What struck me in this collection of stories is how all-powerful Gaea, Mother Earth seemed to be. She is generous as she is sadistic, as nurturing as she is punitive. Even Zeus, believed to be the all-powerful god, and borne against the wishes of his father Cronus, lord of the universe, is continually hypervigilant about the wiles and guiles of Gaea.
There is matricide, patricide, incestuous relations, and eating one’s offspring happening among the gods. Yet, what I found infinitely curious is how the same acts are punished if done by mortals. Even the gods’ own mortal children are not spared if they commit kinslaying or some other such barbaric acts. It appears that this is only a privilege of the gods.

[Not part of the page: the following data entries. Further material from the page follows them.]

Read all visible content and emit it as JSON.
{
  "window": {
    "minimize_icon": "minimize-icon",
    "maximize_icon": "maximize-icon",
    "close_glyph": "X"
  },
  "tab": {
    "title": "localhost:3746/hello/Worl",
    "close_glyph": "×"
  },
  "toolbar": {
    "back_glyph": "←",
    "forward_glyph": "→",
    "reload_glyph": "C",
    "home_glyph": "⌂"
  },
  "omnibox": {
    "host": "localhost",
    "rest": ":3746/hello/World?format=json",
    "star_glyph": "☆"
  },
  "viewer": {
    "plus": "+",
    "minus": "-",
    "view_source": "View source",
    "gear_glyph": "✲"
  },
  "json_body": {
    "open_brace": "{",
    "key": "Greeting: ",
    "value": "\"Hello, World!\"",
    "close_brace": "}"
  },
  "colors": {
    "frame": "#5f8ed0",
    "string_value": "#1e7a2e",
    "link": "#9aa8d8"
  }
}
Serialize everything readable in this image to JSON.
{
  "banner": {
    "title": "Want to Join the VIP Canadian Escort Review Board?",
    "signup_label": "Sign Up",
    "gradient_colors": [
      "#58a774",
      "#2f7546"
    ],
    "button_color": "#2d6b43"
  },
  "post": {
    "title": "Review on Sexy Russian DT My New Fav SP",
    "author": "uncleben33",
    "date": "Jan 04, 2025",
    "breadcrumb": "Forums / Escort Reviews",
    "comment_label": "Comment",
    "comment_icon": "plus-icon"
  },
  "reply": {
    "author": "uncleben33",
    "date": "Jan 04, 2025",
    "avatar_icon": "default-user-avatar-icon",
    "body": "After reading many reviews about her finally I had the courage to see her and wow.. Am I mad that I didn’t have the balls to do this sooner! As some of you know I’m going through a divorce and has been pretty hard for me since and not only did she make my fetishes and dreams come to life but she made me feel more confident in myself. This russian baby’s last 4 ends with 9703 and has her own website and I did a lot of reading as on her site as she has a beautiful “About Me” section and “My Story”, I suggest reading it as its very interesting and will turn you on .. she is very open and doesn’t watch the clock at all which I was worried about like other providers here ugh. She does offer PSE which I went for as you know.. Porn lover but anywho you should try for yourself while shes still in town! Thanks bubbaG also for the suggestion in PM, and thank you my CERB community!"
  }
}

One of my absolute favorite goddesses of all time is Athena, the goddess of wisdom, also described to the favorite child of Zeus. How can Athena not be smart when “she had sprung fully grown out of her father’s head.” (p. 34). Myths are such great stuff.
Pandora’s box was one of my favourite stories as a young child. I loved how the evils of the earth have been portrayed by the D’Aulaires:
I also enjoyed reading about tragic love stories that end in unhappiness and compromise such as the story of Hades and Persephone:
or end in death such as the love story of Orpheus and Euridice
and in bitterness such as the lovestory between Jason of the Argonauts of the Golden Fleece fame and Medea the Enchantress (also known as a witch).
There is just so much to love with these stories. Admittedly, it requires keen attention just to make sure that one is not lost with all the names and how each one is connected to each other. There are stories within stories within stories. The D’Aulaires’ breathtaking artwork elevate these tales to a different dimension altogether. I hope to own these two books in the future. They are definitely collectors’ items.
Done reading Moers’ A Wild Ride through the Night. While not my absolute favourite Walter Moers novel, I still enjoyed it greatly. I shall review this for our next theme. Very excited to share this ingenious book.
I’m also starting to read Jennifer A. Nielsen’s The False Prince in connection to our next bimonthly theme in January-February. So far, so good. Riveting first chapter, I think.
Read-a-Latte Challenge Update: 258, 259 (150)